Risks and Benefits of Open Foundation Models 
Center for Strategic and International Studies 
Remarks of Alan Davidson 
Assistant Secretary of Commerce for Communications and Information 
National Telecommunications and Information Administration  
Washington, D.C. 
March 21, 2024 
As prepared for delivery 

Thank you, Greg for that introduction and for moderating the upcoming panel. And thank you to CSIS – and particularly Jim Lewis, who I got to know and admire when he was at the Commerce Department, Georgia Adamson and the rest of the team here – for all you have done to make this event possible. 

At NTIA, tech policy is what we do. Our focus is making sure important technologies – from broadband to spectrum to emerging innovations like AI – are developed in the service of people and progress.  

Nowhere is that more important than in the explosive growth of artificial intelligence systems. 

Responsible AI innovation can bring enormous benefits to people. It is going to transform every corner of our economy, from advances in medicine to precision agriculture.    

But we will only realize the promise of AI if we also address the serious risks it raises today. 

The Biden-Harris Administration is moving with urgency to engage on these issues. 

President Biden’s AI Executive Order, the most significant government action to date on AI, brings the full capabilities of the U.S. government to bear in promoting innovation and trust in AI. The Commerce Department is playing a leading role in the Administration’s AI work. 

And we at NTIA, are doing our part.   

We are here today because the EO gave us an important homework assignment: Weighing the benefits and risks of dual use foundation models with widely available model weights. These “open-weight models” – advanced AI models with key parameters made openly available – raise serious policy questions.  

We have heard already about the potential marginal benefits offered by these open-weight models: Benefits for increased competition and innovation, improved research capacity and perhaps greater security.  

We have also heard that this type of openness can create marginal new risks, including hindering efforts to control risks from misuse of these powerful new systems. It could also make it more difficult to hold to account those who would use these systems for harm.  

To better understand the landscape of these difficult policy issues, we are seeking broad input. Just last month we put out a public request for comment.  

One thing we have already learned is the importance of focusing on the marginal or differential risks and benefits of open weights. For example, we need to measure the risks of open-weight models relative to the risks that already exist today from widely-available information, or from closed models. 

We have also been encouraged to hear that this is not a binary choice of “open” vs. “closed.” Rather there is a broader “gradient of openness” that we need to consider and that may offer broader options for policy. 

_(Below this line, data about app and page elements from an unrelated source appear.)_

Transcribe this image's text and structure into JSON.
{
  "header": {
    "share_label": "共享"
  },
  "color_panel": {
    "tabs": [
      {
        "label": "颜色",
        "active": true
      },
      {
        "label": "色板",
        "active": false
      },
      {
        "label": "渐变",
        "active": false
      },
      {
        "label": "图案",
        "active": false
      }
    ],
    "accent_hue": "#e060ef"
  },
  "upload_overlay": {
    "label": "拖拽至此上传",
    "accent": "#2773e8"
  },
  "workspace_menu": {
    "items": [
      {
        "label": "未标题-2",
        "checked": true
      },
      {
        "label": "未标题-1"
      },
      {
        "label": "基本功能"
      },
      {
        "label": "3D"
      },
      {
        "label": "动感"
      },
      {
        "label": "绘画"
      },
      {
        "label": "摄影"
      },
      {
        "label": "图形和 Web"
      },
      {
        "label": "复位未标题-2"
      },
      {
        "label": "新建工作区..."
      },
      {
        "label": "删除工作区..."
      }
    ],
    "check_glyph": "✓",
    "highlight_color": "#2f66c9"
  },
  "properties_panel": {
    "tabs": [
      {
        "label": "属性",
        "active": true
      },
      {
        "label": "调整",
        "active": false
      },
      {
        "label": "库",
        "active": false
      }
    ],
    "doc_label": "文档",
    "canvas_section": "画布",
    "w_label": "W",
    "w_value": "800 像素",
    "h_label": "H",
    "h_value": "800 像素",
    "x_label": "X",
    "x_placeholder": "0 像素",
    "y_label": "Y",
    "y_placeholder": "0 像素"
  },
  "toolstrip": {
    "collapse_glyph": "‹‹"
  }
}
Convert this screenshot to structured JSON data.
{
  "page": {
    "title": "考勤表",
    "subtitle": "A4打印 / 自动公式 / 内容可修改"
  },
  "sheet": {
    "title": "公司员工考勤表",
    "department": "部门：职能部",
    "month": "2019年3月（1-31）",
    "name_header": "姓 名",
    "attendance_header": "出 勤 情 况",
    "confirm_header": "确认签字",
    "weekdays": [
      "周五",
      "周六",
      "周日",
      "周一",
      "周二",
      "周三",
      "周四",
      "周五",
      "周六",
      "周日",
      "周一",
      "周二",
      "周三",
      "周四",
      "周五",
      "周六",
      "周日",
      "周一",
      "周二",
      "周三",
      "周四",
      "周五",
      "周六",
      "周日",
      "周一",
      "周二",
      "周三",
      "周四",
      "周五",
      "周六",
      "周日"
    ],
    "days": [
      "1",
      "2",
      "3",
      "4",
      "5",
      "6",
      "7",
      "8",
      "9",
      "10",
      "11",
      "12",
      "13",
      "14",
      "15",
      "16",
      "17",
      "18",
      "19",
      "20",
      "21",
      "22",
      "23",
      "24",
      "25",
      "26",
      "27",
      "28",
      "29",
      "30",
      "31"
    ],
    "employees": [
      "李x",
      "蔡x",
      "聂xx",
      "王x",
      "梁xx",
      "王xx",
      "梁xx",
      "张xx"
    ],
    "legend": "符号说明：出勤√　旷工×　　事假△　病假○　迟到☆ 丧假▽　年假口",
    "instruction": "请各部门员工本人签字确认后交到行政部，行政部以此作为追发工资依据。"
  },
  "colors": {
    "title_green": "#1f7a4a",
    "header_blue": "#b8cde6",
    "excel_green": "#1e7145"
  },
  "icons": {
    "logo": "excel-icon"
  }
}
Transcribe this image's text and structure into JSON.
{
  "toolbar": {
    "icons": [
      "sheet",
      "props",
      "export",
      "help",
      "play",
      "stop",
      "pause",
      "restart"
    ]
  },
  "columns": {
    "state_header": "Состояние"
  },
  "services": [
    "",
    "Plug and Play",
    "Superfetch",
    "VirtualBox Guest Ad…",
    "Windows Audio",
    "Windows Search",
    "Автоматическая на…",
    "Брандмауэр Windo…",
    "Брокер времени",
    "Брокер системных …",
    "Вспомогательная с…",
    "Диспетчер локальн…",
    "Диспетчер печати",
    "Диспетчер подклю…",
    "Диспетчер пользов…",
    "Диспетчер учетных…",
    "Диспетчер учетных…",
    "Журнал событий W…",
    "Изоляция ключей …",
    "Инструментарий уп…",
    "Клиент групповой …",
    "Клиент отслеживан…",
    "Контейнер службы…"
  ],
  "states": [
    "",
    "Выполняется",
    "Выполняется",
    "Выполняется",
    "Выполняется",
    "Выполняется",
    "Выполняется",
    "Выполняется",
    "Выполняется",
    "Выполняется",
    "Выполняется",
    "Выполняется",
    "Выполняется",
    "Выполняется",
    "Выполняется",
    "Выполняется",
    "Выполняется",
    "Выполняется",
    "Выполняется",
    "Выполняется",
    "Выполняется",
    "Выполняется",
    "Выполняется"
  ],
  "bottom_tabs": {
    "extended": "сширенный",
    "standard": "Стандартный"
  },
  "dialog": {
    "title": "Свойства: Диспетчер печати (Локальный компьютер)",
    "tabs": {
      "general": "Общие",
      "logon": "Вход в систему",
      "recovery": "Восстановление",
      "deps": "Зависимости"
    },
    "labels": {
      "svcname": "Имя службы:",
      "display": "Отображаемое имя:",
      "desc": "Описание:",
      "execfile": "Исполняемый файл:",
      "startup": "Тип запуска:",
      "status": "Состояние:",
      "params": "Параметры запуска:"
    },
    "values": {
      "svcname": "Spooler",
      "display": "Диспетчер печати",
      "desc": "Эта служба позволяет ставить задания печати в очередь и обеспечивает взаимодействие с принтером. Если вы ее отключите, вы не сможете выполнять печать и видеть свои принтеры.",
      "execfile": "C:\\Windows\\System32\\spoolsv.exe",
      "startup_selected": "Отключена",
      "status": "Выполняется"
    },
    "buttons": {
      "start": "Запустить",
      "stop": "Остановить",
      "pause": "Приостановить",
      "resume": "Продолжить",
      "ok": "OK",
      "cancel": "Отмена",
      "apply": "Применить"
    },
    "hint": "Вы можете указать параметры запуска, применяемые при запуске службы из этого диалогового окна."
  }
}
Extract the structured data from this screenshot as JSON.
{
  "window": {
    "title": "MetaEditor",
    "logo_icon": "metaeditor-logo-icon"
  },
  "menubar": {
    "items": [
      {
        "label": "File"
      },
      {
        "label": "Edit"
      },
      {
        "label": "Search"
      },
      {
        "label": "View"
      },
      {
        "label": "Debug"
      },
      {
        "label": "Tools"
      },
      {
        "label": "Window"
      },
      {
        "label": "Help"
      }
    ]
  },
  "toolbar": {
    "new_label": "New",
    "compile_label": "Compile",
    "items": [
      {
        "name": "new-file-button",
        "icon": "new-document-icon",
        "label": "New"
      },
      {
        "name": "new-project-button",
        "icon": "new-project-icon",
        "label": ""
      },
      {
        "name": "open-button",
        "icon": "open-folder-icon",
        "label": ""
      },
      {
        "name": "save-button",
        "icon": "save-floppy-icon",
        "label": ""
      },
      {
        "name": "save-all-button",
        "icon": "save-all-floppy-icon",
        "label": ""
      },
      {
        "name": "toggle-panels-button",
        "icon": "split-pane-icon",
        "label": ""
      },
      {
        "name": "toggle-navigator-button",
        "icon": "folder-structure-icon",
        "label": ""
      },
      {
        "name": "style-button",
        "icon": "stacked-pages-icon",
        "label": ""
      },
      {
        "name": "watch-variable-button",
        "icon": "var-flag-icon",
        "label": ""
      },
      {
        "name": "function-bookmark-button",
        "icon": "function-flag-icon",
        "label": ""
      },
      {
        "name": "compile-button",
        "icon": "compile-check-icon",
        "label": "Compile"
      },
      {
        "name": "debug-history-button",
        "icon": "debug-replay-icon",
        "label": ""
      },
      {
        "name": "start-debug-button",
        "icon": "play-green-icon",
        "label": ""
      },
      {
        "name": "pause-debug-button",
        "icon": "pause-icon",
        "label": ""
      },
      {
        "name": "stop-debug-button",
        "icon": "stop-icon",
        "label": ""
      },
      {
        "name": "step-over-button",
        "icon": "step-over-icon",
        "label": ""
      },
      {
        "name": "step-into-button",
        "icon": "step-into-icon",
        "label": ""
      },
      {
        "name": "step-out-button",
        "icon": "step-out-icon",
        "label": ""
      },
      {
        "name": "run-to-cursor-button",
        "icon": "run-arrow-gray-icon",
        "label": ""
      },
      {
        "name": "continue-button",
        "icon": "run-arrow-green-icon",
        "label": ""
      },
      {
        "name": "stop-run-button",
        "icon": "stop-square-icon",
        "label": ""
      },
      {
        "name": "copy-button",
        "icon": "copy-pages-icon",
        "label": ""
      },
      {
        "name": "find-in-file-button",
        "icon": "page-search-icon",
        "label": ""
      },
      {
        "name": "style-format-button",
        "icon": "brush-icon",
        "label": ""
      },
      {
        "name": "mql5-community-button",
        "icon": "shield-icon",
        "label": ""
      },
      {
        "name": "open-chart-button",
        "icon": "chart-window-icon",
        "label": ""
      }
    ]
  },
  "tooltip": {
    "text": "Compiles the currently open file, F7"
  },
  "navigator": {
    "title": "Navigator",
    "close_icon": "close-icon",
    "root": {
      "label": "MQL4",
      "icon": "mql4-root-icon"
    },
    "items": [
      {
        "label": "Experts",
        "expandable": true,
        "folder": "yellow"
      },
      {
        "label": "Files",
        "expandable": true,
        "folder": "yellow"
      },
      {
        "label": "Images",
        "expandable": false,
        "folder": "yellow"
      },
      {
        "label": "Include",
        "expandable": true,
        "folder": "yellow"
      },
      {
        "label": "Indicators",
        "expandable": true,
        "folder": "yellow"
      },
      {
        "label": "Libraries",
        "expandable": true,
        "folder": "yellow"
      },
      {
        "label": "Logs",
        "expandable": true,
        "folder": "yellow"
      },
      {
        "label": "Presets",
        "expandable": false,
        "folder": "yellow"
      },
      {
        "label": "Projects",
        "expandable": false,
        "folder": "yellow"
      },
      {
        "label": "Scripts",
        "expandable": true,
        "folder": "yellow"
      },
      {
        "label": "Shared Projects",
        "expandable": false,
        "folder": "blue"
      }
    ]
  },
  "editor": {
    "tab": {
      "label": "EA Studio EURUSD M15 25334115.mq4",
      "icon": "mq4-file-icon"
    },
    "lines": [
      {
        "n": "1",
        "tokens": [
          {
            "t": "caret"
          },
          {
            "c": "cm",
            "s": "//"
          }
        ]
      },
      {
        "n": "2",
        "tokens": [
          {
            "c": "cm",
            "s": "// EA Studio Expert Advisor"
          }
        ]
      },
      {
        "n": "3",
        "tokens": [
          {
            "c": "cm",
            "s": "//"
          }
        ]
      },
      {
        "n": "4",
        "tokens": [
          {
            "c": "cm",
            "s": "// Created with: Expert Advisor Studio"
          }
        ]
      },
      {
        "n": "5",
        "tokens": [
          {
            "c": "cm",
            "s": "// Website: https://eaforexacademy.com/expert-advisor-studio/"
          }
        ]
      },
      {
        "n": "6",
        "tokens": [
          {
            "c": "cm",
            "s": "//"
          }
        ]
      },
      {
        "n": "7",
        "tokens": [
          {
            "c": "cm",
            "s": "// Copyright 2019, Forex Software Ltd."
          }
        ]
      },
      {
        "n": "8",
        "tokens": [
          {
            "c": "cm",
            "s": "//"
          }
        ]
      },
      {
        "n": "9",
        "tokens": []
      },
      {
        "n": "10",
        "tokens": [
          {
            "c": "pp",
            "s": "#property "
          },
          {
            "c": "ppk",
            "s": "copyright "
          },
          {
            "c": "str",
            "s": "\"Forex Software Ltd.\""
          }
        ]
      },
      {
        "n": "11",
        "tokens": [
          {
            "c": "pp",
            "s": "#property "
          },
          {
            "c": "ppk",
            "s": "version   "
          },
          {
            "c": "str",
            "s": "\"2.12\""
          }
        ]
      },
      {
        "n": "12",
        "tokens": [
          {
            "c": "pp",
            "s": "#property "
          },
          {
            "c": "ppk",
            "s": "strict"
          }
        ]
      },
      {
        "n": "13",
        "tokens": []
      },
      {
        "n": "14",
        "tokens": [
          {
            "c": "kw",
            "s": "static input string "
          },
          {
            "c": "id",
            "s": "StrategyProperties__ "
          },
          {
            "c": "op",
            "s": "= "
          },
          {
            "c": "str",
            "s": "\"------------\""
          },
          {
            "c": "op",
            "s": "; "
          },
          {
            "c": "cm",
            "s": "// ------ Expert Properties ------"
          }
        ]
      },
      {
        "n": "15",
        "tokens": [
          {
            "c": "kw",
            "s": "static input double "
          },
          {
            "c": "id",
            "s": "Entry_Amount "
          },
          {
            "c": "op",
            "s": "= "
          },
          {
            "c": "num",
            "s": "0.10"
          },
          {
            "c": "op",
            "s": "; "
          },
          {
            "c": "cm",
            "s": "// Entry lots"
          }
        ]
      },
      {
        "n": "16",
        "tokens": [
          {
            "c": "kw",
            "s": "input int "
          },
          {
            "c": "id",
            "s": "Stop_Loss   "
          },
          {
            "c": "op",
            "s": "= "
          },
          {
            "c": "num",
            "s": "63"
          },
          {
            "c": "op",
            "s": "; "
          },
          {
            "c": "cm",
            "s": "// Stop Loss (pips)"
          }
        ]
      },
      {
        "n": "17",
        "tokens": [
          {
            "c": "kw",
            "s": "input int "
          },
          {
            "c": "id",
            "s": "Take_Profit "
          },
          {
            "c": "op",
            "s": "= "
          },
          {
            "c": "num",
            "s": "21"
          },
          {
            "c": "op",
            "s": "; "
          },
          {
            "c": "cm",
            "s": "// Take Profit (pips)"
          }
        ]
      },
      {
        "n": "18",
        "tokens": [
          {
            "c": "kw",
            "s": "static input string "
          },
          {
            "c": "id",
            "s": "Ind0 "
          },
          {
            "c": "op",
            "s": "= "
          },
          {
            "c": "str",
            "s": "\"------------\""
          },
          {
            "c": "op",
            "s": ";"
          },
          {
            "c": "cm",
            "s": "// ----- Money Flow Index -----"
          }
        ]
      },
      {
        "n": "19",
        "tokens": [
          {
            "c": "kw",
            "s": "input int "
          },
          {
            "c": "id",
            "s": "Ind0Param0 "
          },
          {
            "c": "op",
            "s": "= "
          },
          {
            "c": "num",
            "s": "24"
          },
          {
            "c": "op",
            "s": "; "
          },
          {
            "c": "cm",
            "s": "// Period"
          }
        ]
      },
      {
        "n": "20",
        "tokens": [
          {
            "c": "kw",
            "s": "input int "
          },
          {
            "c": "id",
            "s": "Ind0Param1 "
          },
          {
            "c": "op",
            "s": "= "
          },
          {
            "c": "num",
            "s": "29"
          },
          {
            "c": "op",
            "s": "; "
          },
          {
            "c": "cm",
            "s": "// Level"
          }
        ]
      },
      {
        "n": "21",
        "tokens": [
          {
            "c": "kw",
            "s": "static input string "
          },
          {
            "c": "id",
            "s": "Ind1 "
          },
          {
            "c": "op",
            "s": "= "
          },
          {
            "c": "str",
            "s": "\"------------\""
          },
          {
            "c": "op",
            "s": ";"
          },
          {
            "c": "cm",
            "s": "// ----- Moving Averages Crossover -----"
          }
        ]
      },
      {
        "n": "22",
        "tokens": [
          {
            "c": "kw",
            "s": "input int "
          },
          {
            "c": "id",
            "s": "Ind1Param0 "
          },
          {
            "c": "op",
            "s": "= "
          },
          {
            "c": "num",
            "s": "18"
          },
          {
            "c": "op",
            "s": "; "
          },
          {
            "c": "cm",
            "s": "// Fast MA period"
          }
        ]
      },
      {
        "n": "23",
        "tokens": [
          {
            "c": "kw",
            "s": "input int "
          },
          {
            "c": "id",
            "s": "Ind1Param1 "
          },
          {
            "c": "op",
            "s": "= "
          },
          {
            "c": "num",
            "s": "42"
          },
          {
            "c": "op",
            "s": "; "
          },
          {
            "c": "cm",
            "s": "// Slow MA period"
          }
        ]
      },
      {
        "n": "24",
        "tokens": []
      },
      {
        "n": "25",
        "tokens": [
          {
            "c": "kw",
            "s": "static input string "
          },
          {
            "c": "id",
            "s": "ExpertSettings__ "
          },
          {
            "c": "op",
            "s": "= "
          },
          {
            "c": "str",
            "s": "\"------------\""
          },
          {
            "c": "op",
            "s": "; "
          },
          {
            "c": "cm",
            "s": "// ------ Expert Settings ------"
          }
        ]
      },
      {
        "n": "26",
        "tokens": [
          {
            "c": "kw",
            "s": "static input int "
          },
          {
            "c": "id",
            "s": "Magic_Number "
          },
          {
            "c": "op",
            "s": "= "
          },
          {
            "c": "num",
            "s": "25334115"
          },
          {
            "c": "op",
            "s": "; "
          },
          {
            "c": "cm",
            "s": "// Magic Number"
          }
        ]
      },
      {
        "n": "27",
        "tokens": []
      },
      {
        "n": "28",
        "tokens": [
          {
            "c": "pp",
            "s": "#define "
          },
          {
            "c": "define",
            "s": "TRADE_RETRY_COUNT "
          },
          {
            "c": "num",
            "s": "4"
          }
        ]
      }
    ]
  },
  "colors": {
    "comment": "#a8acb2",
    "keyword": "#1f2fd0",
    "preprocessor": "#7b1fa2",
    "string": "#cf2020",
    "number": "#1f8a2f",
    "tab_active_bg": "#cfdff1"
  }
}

I hope today’s conversation will dive into some of these questions. We are particularly interested in hearing about the international implications of these powerful systems, and the national security considerations raised by widely available model weights. 

As we note in the Request for Comment, we want input on: 

  • What do you see as the marginal risks and benefits associated with widely available model weights? How should we think about those risks and benefits from an international perspective?
  • How might foreign adversaries use open-weight models to exacerbate security risks? How do those marginal risks compare with closed models? 
  • In what ways could open-weight models support U.S. national security interests? 

As you can see, we are digging into this topic – and we have a tight deadline for doing so. We hope you all will participate in our comment proceeding – due by March 27. 

To close, let me once again say we are grateful to CSIS for hosting today, and to all of you for your continued partnership and engagement.  

This is an important moment, and important work. NTIA is happy to have this assignment. We look forward to delivering policy recommendations to the President that protect America’s security while promoting innovation and competition in new AI systems. 

Thank you.